#### STORED DATA ####

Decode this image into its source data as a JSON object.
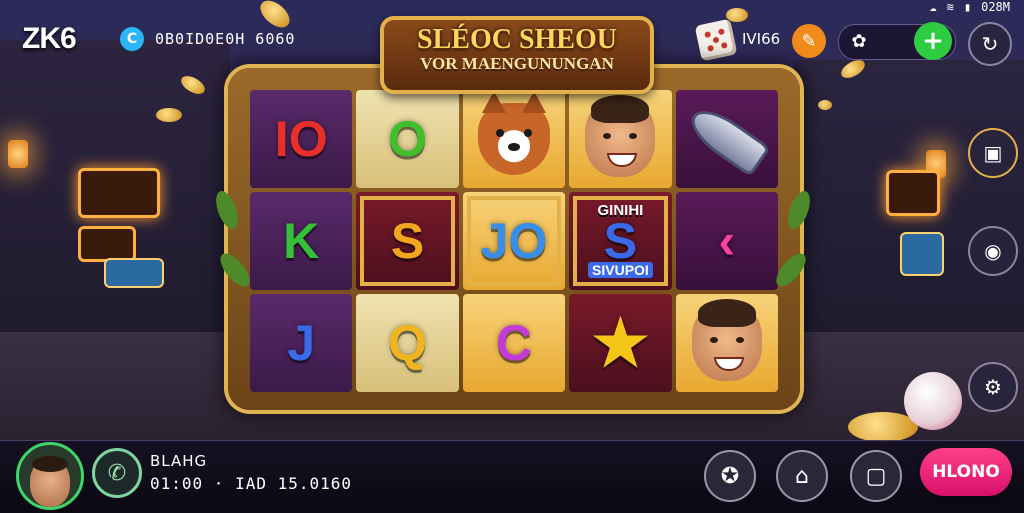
{
  "header": {
    "logo": "ZK6",
    "balance_icon": "C",
    "balance": "0B0ID0E0H 6060",
    "dice_label": "IVI66",
    "status_time": "028M",
    "icons": [
      "dice-icon",
      "feather-icon",
      "gift-icon",
      "plus-icon",
      "refresh-icon"
    ]
  },
  "banner": {
    "line1": "SLÉOC SHEOU",
    "line2": "VOR MAENGUNUNGAN"
  },
  "reels": [
    [
      {
        "text": "IO",
        "color": "#e8302a",
        "bg": "bg-a"
      },
      {
        "text": "K",
        "color": "#35c03a",
        "bg": "bg-a"
      },
      {
        "text": "J",
        "color": "#3a6ae8",
        "bg": "bg-a"
      }
    ],
    [
      {
        "text": "O",
        "color": "#3fc02a",
        "bg": "bg-b"
      },
      {
        "text": "S",
        "color": "#f2a51e",
        "bg": "bg-d",
        "boxed": true
      },
      {
        "text": "Q",
        "color": "#f0b51e",
        "bg": "bg-b"
      }
    ],
    [
      {
        "icon": "fox-icon",
        "bg": "bg-c"
      },
      {
        "text": "JO",
        "color": "#3a8ee8",
        "bg": "bg-c",
        "boxed": true
      },
      {
        "text": "C",
        "color": "#c43ad8",
        "bg": "bg-c"
      }
    ],
    [
      {
        "icon": "man-portrait-icon",
        "bg": "bg-c"
      },
      {
        "text": "S",
        "label_top": "GINIHI",
        "label_bottom": "SIVUPOI",
        "color": "#3a6ae8",
        "bg": "bg-d",
        "boxed": true
      },
      {
        "icon": "star-icon",
        "bg": "bg-d"
      }
    ],
    [
      {
        "icon": "rocket-icon",
        "bg": "bg-e"
      },
      {
        "text": "‹",
        "color": "#ff3fa0",
        "bg": "bg-e"
      },
      {
        "icon": "man-portrait-icon",
        "bg": "bg-c"
      }
    ]
  ],
  "side_buttons": [
    "vault-icon",
    "camera-icon",
    "gear-icon"
  ],
  "footer": {
    "player_name": "BLAHG",
    "player_stats": "01:00 · IAD 15.0160",
    "controls": [
      "emblem-icon",
      "chart-icon",
      "screenshot-icon"
    ],
    "spin_label": "HLONO"
  },
  "colors": {
    "accent_gold": "#e3b04a",
    "spin_pink": "#ff3f8a",
    "plus_green": "#2ecc40",
    "avatar_ring": "#3fd46a"
  }
}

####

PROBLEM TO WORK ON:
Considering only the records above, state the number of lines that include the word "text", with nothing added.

OUTPUT OF THE TASK:
10